Affordable beachfront real estate in the Hokianga is becoming a major drawcard for many Aucklanders looking for a natural escape - with property sales more than doubling in the last year.
Three hours north of Auckland, along State Highway 12, sit the twin settlements of Opononi and Omapere with their long stretches of white beach, rolling sand dunes and royal blue sea, in a still sparsely populated area. The last census put the population at 414.
In 2015, Bayleys Real Estate agent David Baguley said 28 properties had been sold in the area, compared to 12 in 2014 and 13 the year before.
He said interest was growing in the once rather "depressed" market where there remained a number of vacant properties.
Among those buying into the market were a number of well-known figures, including former Black Caps captain Adam Parore, radio and television host Duncan Garner, radio host Kerre Woodham and writer Wendyl Nissen.
When Ms Nissen first bought her house near Omapere, in 2013, the market was so devalued her property valuer wouldn't make the trip out to look at it. He told her and her husband not to expect to get their money back.
But it was the area's relative lack of popularity that drew her in and made her want to spend the "rest of my life" there.
"I loved the vast, private, quiet of the area and the fact I could get away from my Auckland life."
Currently she only spends 50 per cent of her time in their beachside property, but hopes to make it more regular in the New Year.
Mr Baguley said the waterfront properties he sold tended to go to Aucklanders - five within the last two years.
"Aucklanders like the laid-back lifestyle the Hokianga can offer. It is quite anonymous, there is no pretence and they can feel quite at home."
He said it also offered better value compared to East Coast properties. Waterfront properties in the Hokianga tended to sell for around $400,000 to $600,000 compared to the million-dollar plus they sold for on the East Coast.

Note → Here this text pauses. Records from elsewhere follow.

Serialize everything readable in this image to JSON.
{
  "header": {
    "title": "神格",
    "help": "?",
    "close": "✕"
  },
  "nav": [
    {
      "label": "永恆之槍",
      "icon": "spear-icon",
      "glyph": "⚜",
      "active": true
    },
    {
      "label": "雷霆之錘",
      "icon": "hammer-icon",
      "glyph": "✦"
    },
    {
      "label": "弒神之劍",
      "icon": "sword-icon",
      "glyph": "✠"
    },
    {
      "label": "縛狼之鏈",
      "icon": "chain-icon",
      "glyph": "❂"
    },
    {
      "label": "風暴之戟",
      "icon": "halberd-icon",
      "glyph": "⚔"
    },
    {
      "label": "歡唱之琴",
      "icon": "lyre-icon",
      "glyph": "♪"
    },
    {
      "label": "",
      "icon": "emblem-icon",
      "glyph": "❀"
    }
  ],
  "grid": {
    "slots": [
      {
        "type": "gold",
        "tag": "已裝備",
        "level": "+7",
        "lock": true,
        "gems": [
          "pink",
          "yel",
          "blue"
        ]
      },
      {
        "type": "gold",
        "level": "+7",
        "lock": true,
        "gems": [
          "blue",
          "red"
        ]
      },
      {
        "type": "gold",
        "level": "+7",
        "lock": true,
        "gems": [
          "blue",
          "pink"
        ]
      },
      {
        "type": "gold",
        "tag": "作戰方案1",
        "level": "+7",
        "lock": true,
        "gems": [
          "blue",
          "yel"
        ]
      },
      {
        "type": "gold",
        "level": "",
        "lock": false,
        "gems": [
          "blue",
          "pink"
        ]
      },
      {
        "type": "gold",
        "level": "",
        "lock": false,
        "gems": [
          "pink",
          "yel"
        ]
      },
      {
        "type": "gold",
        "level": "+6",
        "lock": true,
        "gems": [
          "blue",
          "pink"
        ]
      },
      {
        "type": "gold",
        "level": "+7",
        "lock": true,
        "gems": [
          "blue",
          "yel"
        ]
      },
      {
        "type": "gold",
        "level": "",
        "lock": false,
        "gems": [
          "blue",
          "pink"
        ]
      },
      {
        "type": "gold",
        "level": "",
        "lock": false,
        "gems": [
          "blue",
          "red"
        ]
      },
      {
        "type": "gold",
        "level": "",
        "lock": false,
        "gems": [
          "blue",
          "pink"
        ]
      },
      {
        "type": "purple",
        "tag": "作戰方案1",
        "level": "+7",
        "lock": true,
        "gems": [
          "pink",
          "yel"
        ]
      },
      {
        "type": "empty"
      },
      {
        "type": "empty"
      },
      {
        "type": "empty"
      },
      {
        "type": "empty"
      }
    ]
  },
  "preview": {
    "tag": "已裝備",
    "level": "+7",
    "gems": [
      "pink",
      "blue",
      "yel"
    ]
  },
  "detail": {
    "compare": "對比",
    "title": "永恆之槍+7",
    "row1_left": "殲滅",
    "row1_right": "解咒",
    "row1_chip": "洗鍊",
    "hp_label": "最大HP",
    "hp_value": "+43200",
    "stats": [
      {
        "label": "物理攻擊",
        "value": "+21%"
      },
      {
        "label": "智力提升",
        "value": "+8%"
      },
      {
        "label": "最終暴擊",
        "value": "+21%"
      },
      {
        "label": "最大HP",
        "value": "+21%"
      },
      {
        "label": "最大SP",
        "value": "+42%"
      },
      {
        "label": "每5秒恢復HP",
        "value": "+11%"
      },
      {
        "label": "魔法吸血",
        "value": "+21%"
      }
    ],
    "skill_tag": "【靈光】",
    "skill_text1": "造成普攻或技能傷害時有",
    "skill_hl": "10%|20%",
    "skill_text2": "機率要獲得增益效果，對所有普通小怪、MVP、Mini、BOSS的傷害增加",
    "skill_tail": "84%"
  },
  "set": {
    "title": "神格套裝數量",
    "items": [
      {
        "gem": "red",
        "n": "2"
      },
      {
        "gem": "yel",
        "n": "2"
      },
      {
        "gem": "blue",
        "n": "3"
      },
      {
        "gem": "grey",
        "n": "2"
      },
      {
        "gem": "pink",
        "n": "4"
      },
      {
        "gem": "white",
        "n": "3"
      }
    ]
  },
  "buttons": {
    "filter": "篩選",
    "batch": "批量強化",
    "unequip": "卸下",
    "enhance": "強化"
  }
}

The place was put on the map in the 1955 when a dolphin named Opo played with children in the Hokianga harbour. Official protection was granted to the friendly bottlenose just a day before it was found dead. Opo was buried beside the local hall and is celebrated by a statue in Opononi.